Your assignment: The expected output is the data itself, duplicated in full.

Provided data:
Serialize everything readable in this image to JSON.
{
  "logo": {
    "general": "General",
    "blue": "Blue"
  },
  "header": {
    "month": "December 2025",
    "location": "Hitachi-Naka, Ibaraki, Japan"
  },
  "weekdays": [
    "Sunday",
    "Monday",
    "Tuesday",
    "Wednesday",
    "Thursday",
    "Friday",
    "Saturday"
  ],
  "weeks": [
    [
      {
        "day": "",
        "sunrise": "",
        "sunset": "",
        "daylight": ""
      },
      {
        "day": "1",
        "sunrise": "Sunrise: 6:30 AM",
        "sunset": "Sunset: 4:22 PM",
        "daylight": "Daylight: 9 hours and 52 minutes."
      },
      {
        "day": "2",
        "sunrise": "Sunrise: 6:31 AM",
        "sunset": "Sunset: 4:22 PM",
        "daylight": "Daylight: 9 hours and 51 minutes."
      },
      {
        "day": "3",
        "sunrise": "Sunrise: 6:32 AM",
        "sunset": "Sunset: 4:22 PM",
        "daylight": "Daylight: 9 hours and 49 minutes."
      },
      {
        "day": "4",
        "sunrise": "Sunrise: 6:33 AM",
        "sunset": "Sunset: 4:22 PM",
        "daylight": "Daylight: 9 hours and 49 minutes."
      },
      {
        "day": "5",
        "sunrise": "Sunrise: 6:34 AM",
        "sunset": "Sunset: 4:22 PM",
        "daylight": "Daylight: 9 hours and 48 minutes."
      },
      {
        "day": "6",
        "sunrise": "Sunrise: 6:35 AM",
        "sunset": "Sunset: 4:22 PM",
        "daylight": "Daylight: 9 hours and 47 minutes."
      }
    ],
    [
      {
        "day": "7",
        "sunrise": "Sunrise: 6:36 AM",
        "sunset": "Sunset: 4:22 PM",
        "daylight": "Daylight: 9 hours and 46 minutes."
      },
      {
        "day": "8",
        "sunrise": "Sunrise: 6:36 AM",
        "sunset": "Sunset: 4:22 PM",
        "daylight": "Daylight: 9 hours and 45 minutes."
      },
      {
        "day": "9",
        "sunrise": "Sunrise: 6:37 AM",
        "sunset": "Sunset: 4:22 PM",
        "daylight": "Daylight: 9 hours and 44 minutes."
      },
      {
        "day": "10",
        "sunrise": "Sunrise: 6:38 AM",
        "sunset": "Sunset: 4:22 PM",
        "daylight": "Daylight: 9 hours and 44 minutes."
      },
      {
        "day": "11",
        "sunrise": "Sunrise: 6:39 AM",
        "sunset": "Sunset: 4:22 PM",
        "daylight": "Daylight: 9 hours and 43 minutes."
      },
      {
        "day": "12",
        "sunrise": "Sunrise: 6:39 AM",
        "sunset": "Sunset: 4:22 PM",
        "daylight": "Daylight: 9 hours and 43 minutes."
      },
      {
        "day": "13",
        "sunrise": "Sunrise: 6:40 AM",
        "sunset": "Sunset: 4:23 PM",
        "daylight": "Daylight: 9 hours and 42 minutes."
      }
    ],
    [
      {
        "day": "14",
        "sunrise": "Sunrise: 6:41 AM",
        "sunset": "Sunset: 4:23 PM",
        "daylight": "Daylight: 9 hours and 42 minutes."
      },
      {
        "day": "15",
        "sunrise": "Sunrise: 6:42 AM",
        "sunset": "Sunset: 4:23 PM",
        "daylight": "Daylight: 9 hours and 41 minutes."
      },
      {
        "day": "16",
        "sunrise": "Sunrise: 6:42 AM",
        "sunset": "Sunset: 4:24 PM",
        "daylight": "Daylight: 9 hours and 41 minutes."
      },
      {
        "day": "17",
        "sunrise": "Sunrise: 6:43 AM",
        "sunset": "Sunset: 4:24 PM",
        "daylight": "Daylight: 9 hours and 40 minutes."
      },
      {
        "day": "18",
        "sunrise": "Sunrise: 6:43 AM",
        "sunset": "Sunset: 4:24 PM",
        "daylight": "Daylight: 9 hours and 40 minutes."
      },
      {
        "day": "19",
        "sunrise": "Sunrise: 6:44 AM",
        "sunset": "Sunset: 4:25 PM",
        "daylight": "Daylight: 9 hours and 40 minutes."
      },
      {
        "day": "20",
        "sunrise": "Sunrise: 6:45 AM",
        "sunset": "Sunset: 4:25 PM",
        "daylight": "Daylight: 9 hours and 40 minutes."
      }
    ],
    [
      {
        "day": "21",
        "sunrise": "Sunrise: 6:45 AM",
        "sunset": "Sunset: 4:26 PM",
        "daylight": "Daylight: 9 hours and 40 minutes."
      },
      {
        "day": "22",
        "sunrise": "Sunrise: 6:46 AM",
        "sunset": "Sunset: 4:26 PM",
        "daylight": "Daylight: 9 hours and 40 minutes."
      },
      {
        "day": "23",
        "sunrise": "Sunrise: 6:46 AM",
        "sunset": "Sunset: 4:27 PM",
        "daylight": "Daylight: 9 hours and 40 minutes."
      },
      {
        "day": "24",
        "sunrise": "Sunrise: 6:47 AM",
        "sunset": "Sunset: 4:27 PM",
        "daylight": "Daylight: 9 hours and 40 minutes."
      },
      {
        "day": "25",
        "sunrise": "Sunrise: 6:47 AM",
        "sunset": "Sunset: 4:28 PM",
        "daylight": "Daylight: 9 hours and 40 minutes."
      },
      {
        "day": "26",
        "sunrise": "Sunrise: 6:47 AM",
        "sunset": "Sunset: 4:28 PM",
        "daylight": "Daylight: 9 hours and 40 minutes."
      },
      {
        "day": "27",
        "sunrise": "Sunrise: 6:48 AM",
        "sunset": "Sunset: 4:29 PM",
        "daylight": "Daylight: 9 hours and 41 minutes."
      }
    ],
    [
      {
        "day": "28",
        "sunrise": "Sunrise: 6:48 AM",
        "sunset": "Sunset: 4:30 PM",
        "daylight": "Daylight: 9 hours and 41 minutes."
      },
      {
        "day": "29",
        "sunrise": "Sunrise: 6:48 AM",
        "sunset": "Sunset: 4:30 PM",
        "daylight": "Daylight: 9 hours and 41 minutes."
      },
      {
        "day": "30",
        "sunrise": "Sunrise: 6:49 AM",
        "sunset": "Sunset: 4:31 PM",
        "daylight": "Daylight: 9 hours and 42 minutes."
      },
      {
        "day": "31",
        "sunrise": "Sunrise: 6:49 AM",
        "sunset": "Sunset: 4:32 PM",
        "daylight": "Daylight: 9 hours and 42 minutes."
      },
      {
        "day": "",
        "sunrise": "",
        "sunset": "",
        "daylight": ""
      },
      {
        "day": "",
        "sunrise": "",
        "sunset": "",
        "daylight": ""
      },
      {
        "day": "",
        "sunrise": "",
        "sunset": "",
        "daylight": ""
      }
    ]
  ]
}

Answer space:
Serialize everything readable in this image to JSON.
{
  "logo": {
    "general": "General",
    "blue": "Blue"
  },
  "header": {
    "month": "December 2025",
    "location": "Hitachi-Naka, Ibaraki, Japan"
  },
  "weekdays": [
    "Sunday",
    "Monday",
    "Tuesday",
    "Wednesday",
    "Thursday",
    "Friday",
    "Saturday"
  ],
  "weeks": [
    [
      {
        "day": "",
        "sunrise": "",
        "sunset": "",
        "daylight": ""
      },
      {
        "day": "1",
        "sunrise": "Sunrise: 6:30 AM",
        "sunset": "Sunset: 4:22 PM",
        "daylight": "Daylight: 9 hours and 52 minutes."
      },
      {
        "day": "2",
        "sunrise": "Sunrise: 6:31 AM",
        "sunset": "Sunset: 4:22 PM",
        "daylight": "Daylight: 9 hours and 51 minutes."
      },
      {
        "day": "3",
        "sunrise": "Sunrise: 6:32 AM",
        "sunset": "Sunset: 4:22 PM",
        "daylight": "Daylight: 9 hours and 49 minutes."
      },
      {
        "day": "4",
        "sunrise": "Sunrise: 6:33 AM",
        "sunset": "Sunset: 4:22 PM",
        "daylight": "Daylight: 9 hours and 49 minutes."
      },
      {
        "day": "5",
        "sunrise": "Sunrise: 6:34 AM",
        "sunset": "Sunset: 4:22 PM",
        "daylight": "Daylight: 9 hours and 48 minutes."
      },
      {
        "day": "6",
        "sunrise": "Sunrise: 6:35 AM",
        "sunset": "Sunset: 4:22 PM",
        "daylight": "Daylight: 9 hours and 47 minutes."
      }
    ],
    [
      {
        "day": "7",
        "sunrise": "Sunrise: 6:36 AM",
        "sunset": "Sunset: 4:22 PM",
        "daylight": "Daylight: 9 hours and 46 minutes."
      },
      {
        "day": "8",
        "sunrise": "Sunrise: 6:36 AM",
        "sunset": "Sunset: 4:22 PM",
        "daylight": "Daylight: 9 hours and 45 minutes."
      },
      {
        "day": "9",
        "sunrise": "Sunrise: 6:37 AM",
        "sunset": "Sunset: 4:22 PM",
        "daylight": "Daylight: 9 hours and 44 minutes."
      },
      {
        "day": "10",
        "sunrise": "Sunrise: 6:38 AM",
        "sunset": "Sunset: 4:22 PM",
        "daylight": "Daylight: 9 hours and 44 minutes."
      },
      {
        "day": "11",
        "sunrise": "Sunrise: 6:39 AM",
        "sunset": "Sunset: 4:22 PM",
        "daylight": "Daylight: 9 hours and 43 minutes."
      },
      {
        "day": "12",
        "sunrise": "Sunrise: 6:39 AM",
        "sunset": "Sunset: 4:22 PM",
        "daylight": "Daylight: 9 hours and 43 minutes."
      },
      {
        "day": "13",
        "sunrise": "Sunrise: 6:40 AM",
        "sunset": "Sunset: 4:23 PM",
        "daylight": "Daylight: 9 hours and 42 minutes."
      }
    ],
    [
      {
        "day": "14",
        "sunrise": "Sunrise: 6:41 AM",
        "sunset": "Sunset: 4:23 PM",
        "daylight": "Daylight: 9 hours and 42 minutes."
      },
      {
        "day": "15",
        "sunrise": "Sunrise: 6:42 AM",
        "sunset": "Sunset: 4:23 PM",
        "daylight": "Daylight: 9 hours and 41 minutes."
      },
      {
        "day": "16",
        "sunrise": "Sunrise: 6:42 AM",
        "sunset": "Sunset: 4:24 PM",
        "daylight": "Daylight: 9 hours and 41 minutes."
      },
      {
        "day": "17",
        "sunrise": "Sunrise: 6:43 AM",
        "sunset": "Sunset: 4:24 PM",
        "daylight": "Daylight: 9 hours and 40 minutes."
      },
      {
        "day": "18",
        "sunrise": "Sunrise: 6:43 AM",
        "sunset": "Sunset: 4:24 PM",
        "daylight": "Daylight: 9 hours and 40 minutes."
      },
      {
        "day": "19",
        "sunrise": "Sunrise: 6:44 AM",
        "sunset": "Sunset: 4:25 PM",
        "daylight": "Daylight: 9 hours and 40 minutes."
      },
      {
        "day": "20",
        "sunrise": "Sunrise: 6:45 AM",
        "sunset": "Sunset: 4:25 PM",
        "daylight": "Daylight: 9 hours and 40 minutes."
      }
    ],
    [
      {
        "day": "21",
        "sunrise": "Sunrise: 6:45 AM",
        "sunset": "Sunset: 4:26 PM",
        "daylight": "Daylight: 9 hours and 40 minutes."
      },
      {
        "day": "22",
        "sunrise": "Sunrise: 6:46 AM",
        "sunset": "Sunset: 4:26 PM",
        "daylight": "Daylight: 9 hours and 40 minutes."
      },
      {
        "day": "23",
        "sunrise": "Sunrise: 6:46 AM",
        "sunset": "Sunset: 4:27 PM",
        "daylight": "Daylight: 9 hours and 40 minutes."
      },
      {
        "day": "24",
        "sunrise": "Sunrise: 6:47 AM",
        "sunset": "Sunset: 4:27 PM",
        "daylight": "Daylight: 9 hours and 40 minutes."
      },
      {
        "day": "25",
        "sunrise": "Sunrise: 6:47 AM",
        "sunset": "Sunset: 4:28 PM",
        "daylight": "Daylight: 9 hours and 40 minutes."
      },
      {
        "day": "26",
        "sunrise": "Sunrise: 6:47 AM",
        "sunset": "Sunset: 4:28 PM",
        "daylight": "Daylight: 9 hours and 40 minutes."
      },
      {
        "day": "27",
        "sunrise": "Sunrise: 6:48 AM",
        "sunset": "Sunset: 4:29 PM",
        "daylight": "Daylight: 9 hours and 41 minutes."
      }
    ],
    [
      {
        "day": "28",
        "sunrise": "Sunrise: 6:48 AM",
        "sunset": "Sunset: 4:30 PM",
        "daylight": "Daylight: 9 hours and 41 minutes."
      },
      {
        "day": "29",
        "sunrise": "Sunrise: 6:48 AM",
        "sunset": "Sunset: 4:30 PM",
        "daylight": "Daylight: 9 hours and 41 minutes."
      },
      {
        "day": "30",
        "sunrise": "Sunrise: 6:49 AM",
        "sunset": "Sunset: 4:31 PM",
        "daylight": "Daylight: 9 hours and 42 minutes."
      },
      {
        "day": "31",
        "sunrise": "Sunrise: 6:49 AM",
        "sunset": "Sunset: 4:32 PM",
        "daylight": "Daylight: 9 hours and 42 minutes."
      },
      {
        "day": "",
        "sunrise": "",
        "sunset": "",
        "daylight": ""
      },
      {
        "day": "",
        "sunrise": "",
        "sunset": "",
        "daylight": ""
      },
      {
        "day": "",
        "sunrise": "",
        "sunset": "",
        "daylight": ""
      }
    ]
  ]
}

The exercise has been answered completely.